Return every record below exactly as written, but leave out the pictures.

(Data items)
******************************
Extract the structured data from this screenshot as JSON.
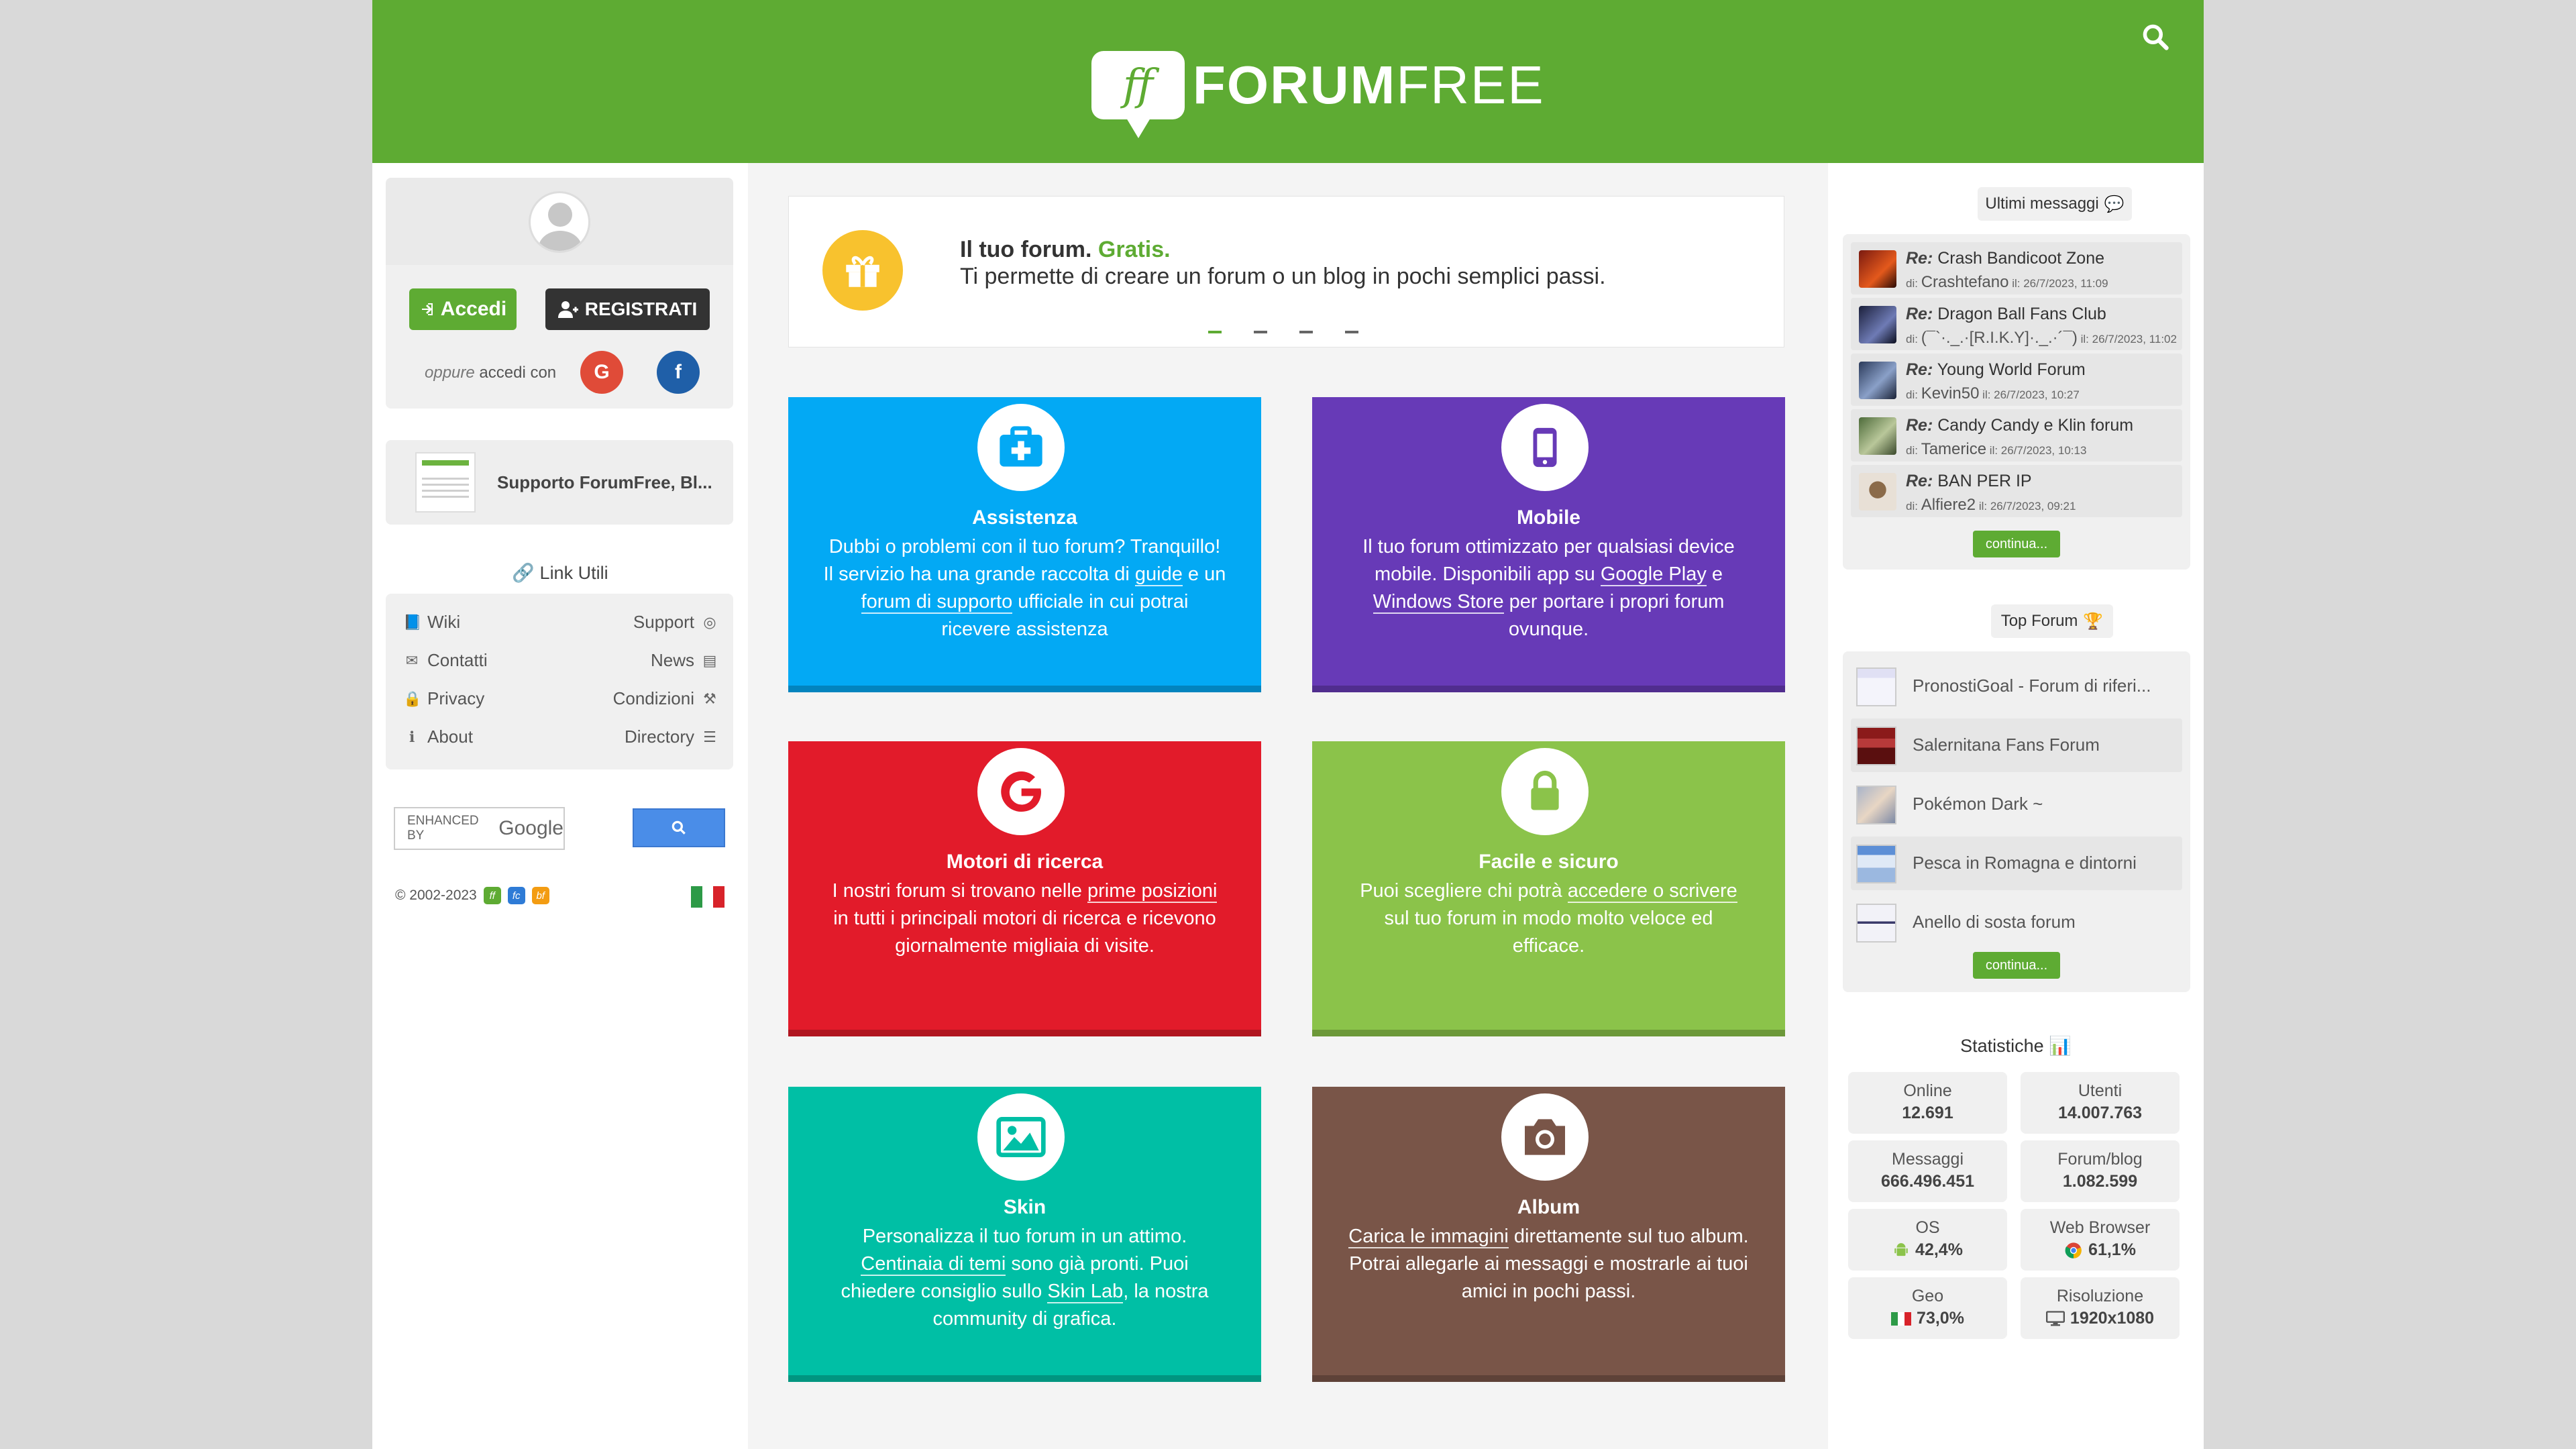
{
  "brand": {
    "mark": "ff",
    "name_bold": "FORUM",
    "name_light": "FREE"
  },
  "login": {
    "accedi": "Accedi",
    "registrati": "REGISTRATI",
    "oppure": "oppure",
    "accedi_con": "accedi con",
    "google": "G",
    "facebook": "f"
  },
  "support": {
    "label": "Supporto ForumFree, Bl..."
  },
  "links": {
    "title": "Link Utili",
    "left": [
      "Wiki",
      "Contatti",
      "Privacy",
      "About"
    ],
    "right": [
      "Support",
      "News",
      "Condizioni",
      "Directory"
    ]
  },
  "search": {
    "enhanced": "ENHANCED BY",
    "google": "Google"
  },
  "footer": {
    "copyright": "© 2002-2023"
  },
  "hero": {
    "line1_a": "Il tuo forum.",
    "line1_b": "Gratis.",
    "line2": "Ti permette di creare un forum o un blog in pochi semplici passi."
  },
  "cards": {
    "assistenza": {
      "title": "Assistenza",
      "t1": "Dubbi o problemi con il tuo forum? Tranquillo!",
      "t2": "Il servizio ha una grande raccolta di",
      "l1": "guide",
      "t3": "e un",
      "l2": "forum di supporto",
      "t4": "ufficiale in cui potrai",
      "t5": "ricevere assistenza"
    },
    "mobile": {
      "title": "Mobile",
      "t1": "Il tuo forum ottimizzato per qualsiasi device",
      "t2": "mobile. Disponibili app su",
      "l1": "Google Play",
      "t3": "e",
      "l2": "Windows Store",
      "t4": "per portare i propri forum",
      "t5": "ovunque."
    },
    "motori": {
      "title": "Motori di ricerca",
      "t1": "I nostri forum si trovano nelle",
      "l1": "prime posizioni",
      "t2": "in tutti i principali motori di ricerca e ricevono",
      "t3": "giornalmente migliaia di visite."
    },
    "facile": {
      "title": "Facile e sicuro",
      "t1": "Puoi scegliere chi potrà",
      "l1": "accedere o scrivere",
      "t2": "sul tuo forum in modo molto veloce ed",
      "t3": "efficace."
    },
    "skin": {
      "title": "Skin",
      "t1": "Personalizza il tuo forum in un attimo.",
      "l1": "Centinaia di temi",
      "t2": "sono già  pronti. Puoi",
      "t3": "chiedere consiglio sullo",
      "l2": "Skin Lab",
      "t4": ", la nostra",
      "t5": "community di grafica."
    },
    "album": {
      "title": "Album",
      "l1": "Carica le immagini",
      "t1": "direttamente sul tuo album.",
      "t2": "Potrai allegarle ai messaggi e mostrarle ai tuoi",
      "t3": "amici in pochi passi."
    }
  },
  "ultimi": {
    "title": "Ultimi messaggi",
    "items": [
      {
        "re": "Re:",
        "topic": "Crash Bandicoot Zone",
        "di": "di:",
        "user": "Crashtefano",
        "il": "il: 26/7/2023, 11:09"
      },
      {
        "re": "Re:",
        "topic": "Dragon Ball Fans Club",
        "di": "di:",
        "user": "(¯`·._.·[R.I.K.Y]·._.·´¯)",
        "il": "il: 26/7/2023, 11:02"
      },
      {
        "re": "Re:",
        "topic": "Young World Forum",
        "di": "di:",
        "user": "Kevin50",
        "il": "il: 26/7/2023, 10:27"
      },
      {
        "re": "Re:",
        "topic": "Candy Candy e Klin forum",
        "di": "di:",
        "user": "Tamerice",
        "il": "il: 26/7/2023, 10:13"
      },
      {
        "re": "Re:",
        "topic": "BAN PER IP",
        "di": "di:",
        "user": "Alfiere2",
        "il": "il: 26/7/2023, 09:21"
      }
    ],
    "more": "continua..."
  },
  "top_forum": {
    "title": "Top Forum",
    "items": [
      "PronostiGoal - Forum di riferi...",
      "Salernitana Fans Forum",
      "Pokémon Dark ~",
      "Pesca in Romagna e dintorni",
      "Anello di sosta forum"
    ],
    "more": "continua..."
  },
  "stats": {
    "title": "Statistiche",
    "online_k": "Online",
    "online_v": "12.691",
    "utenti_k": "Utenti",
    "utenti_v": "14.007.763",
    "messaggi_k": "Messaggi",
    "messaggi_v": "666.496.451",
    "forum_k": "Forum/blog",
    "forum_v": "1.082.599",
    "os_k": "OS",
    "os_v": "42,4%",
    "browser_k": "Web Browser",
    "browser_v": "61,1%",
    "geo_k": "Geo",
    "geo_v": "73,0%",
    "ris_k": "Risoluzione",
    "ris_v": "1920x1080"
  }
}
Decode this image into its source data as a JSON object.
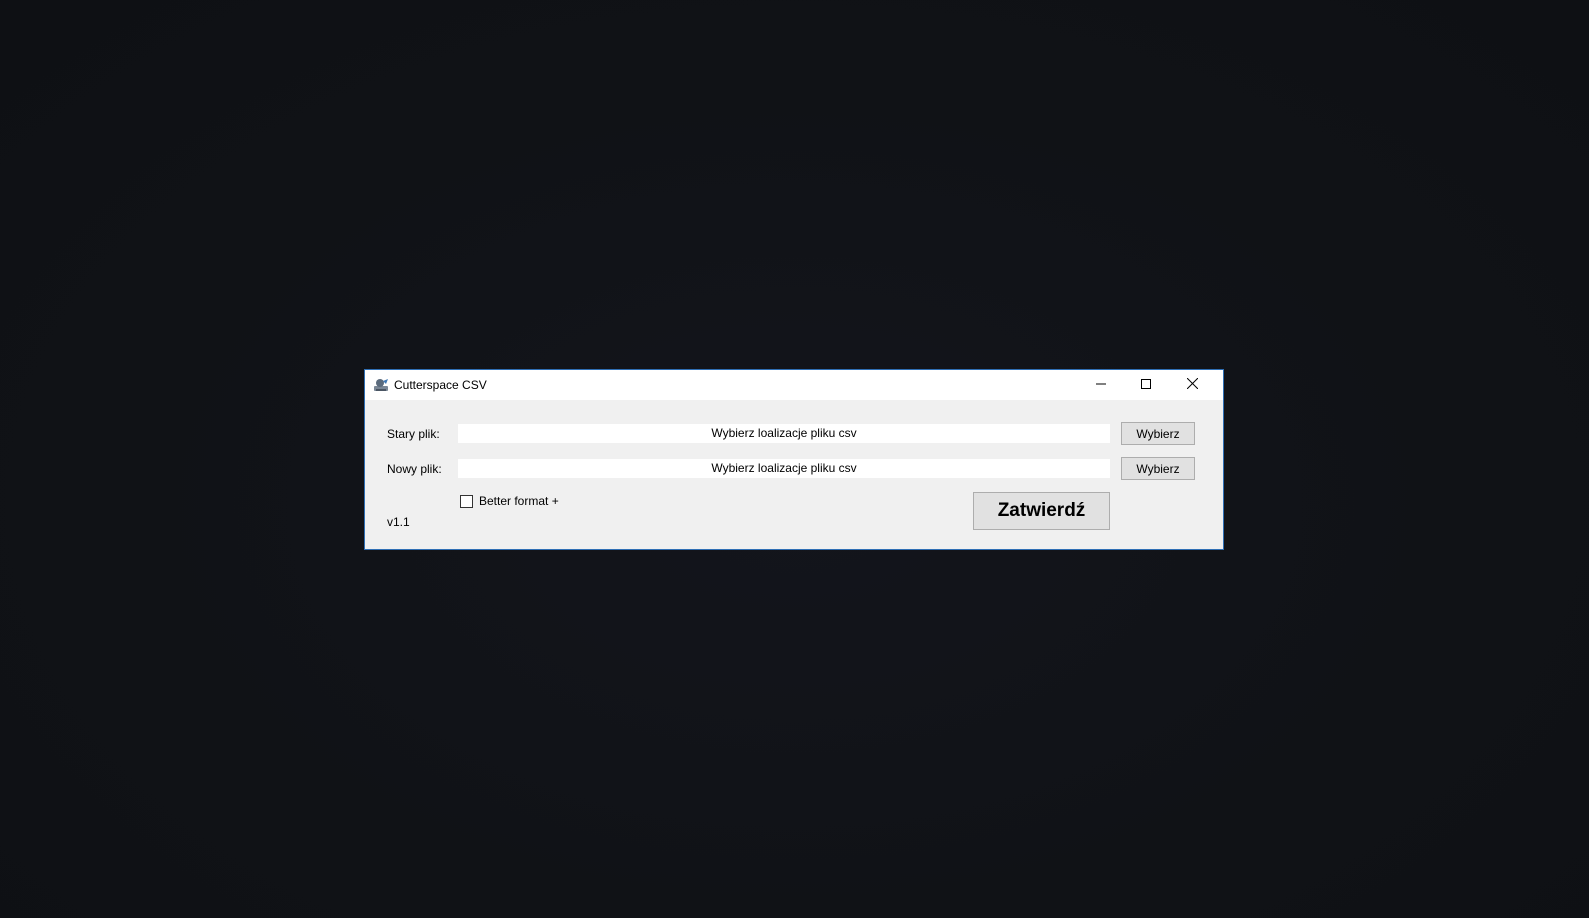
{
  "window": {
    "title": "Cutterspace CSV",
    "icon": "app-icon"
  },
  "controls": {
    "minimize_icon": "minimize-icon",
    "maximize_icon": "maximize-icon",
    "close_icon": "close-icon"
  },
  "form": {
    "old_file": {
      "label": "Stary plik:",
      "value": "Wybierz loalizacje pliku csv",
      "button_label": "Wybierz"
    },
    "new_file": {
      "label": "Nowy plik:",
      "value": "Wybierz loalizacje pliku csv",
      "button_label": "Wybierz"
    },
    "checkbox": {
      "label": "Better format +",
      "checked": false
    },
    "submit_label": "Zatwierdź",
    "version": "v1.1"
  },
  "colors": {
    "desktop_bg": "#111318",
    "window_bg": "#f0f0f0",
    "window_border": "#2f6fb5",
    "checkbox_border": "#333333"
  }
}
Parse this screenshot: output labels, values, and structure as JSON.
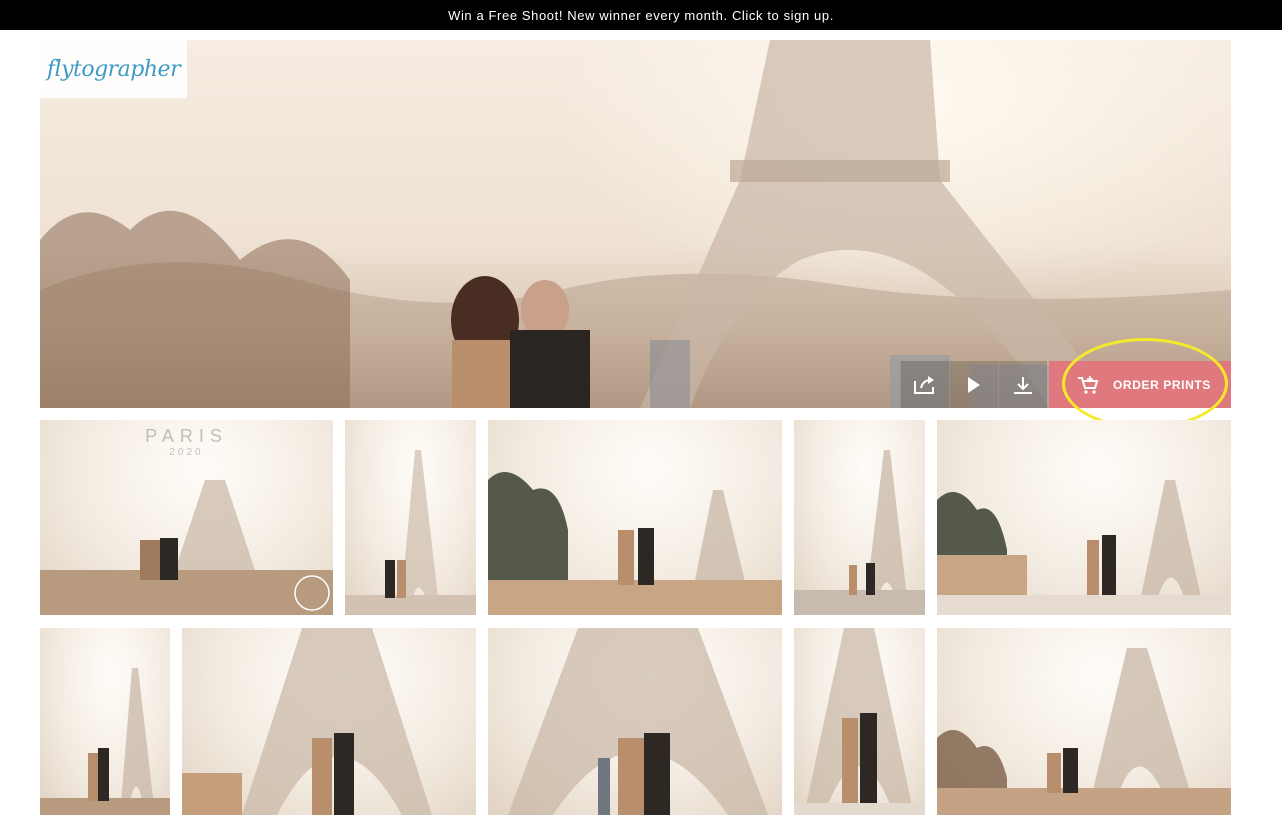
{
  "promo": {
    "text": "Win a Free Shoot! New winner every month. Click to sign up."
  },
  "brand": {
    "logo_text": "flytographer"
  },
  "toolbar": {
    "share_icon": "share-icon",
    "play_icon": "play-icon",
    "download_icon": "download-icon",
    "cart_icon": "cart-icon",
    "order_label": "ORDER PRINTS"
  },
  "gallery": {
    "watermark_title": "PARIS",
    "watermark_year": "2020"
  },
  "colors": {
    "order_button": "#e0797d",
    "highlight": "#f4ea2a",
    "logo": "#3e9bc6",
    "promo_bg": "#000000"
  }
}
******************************
▸ **Solution**:
Extract the structured data from this screenshot as JSON.
{
  "brand": {
    "mark": "ff",
    "name_bold": "FORUM",
    "name_light": "FREE"
  },
  "login": {
    "accedi": "Accedi",
    "registrati": "REGISTRATI",
    "oppure": "oppure",
    "accedi_con": "accedi con",
    "google": "G",
    "facebook": "f"
  },
  "support": {
    "label": "Supporto ForumFree, Bl..."
  },
  "links": {
    "title": "Link Utili",
    "left": [
      "Wiki",
      "Contatti",
      "Privacy",
      "About"
    ],
    "right": [
      "Support",
      "News",
      "Condizioni",
      "Directory"
    ]
  },
  "search": {
    "enhanced": "ENHANCED BY",
    "google": "Google"
  },
  "footer": {
    "copyright": "© 2002-2023"
  },
  "hero": {
    "line1_a": "Il tuo forum.",
    "line1_b": "Gratis.",
    "line2": "Ti permette di creare un forum o un blog in pochi semplici passi."
  },
  "cards": {
    "assistenza": {
      "title": "Assistenza",
      "t1": "Dubbi o problemi con il tuo forum? Tranquillo!",
      "t2": "Il servizio ha una grande raccolta di",
      "l1": "guide",
      "t3": "e un",
      "l2": "forum di supporto",
      "t4": "ufficiale in cui potrai",
      "t5": "ricevere assistenza"
    },
    "mobile": {
      "title": "Mobile",
      "t1": "Il tuo forum ottimizzato per qualsiasi device",
      "t2": "mobile. Disponibili app su",
      "l1": "Google Play",
      "t3": "e",
      "l2": "Windows Store",
      "t4": "per portare i propri forum",
      "t5": "ovunque."
    },
    "motori": {
      "title": "Motori di ricerca",
      "t1": "I nostri forum si trovano nelle",
      "l1": "prime posizioni",
      "t2": "in tutti i principali motori di ricerca e ricevono",
      "t3": "giornalmente migliaia di visite."
    },
    "facile": {
      "title": "Facile e sicuro",
      "t1": "Puoi scegliere chi potrà",
      "l1": "accedere o scrivere",
      "t2": "sul tuo forum in modo molto veloce ed",
      "t3": "efficace."
    },
    "skin": {
      "title": "Skin",
      "t1": "Personalizza il tuo forum in un attimo.",
      "l1": "Centinaia di temi",
      "t2": "sono già  pronti. Puoi",
      "t3": "chiedere consiglio sullo",
      "l2": "Skin Lab",
      "t4": ", la nostra",
      "t5": "community di grafica."
    },
    "album": {
      "title": "Album",
      "l1": "Carica le immagini",
      "t1": "direttamente sul tuo album.",
      "t2": "Potrai allegarle ai messaggi e mostrarle ai tuoi",
      "t3": "amici in pochi passi."
    }
  },
  "ultimi": {
    "title": "Ultimi messaggi",
    "items": [
      {
        "re": "Re:",
        "topic": "Crash Bandicoot Zone",
        "di": "di:",
        "user": "Crashtefano",
        "il": "il: 26/7/2023, 11:09"
      },
      {
        "re": "Re:",
        "topic": "Dragon Ball Fans Club",
        "di": "di:",
        "user": "(¯`·._.·[R.I.K.Y]·._.·´¯)",
        "il": "il: 26/7/2023, 11:02"
      },
      {
        "re": "Re:",
        "topic": "Young World Forum",
        "di": "di:",
        "user": "Kevin50",
        "il": "il: 26/7/2023, 10:27"
      },
      {
        "re": "Re:",
        "topic": "Candy Candy e Klin forum",
        "di": "di:",
        "user": "Tamerice",
        "il": "il: 26/7/2023, 10:13"
      },
      {
        "re": "Re:",
        "topic": "BAN PER IP",
        "di": "di:",
        "user": "Alfiere2",
        "il": "il: 26/7/2023, 09:21"
      }
    ],
    "more": "continua..."
  },
  "top_forum": {
    "title": "Top Forum",
    "items": [
      "PronostiGoal - Forum di riferi...",
      "Salernitana Fans Forum",
      "Pokémon Dark ~",
      "Pesca in Romagna e dintorni",
      "Anello di sosta forum"
    ],
    "more": "continua..."
  },
  "stats": {
    "title": "Statistiche",
    "online_k": "Online",
    "online_v": "12.691",
    "utenti_k": "Utenti",
    "utenti_v": "14.007.763",
    "messaggi_k": "Messaggi",
    "messaggi_v": "666.496.451",
    "forum_k": "Forum/blog",
    "forum_v": "1.082.599",
    "os_k": "OS",
    "os_v": "42,4%",
    "browser_k": "Web Browser",
    "browser_v": "61,1%",
    "geo_k": "Geo",
    "geo_v": "73,0%",
    "ris_k": "Risoluzione",
    "ris_v": "1920x1080"
  }
}
Decode this image into its source data as a JSON object.
{
  "window": {
    "title": "Cutterspace CSV",
    "icon": "app-icon"
  },
  "controls": {
    "minimize_icon": "minimize-icon",
    "maximize_icon": "maximize-icon",
    "close_icon": "close-icon"
  },
  "form": {
    "old_file": {
      "label": "Stary plik:",
      "value": "Wybierz loalizacje pliku csv",
      "button_label": "Wybierz"
    },
    "new_file": {
      "label": "Nowy plik:",
      "value": "Wybierz loalizacje pliku csv",
      "button_label": "Wybierz"
    },
    "checkbox": {
      "label": "Better format +",
      "checked": false
    },
    "submit_label": "Zatwierdź",
    "version": "v1.1"
  },
  "colors": {
    "desktop_bg": "#111318",
    "window_bg": "#f0f0f0",
    "window_border": "#2f6fb5",
    "checkbox_border": "#333333"
  }
}
Parse this screenshot: output labels, values, and structure as JSON.
{
  "promo": {
    "text": "Win a Free Shoot! New winner every month. Click to sign up."
  },
  "brand": {
    "logo_text": "flytographer"
  },
  "toolbar": {
    "share_icon": "share-icon",
    "play_icon": "play-icon",
    "download_icon": "download-icon",
    "cart_icon": "cart-icon",
    "order_label": "ORDER PRINTS"
  },
  "gallery": {
    "watermark_title": "PARIS",
    "watermark_year": "2020"
  },
  "colors": {
    "order_button": "#e0797d",
    "highlight": "#f4ea2a",
    "logo": "#3e9bc6",
    "promo_bg": "#000000"
  }
}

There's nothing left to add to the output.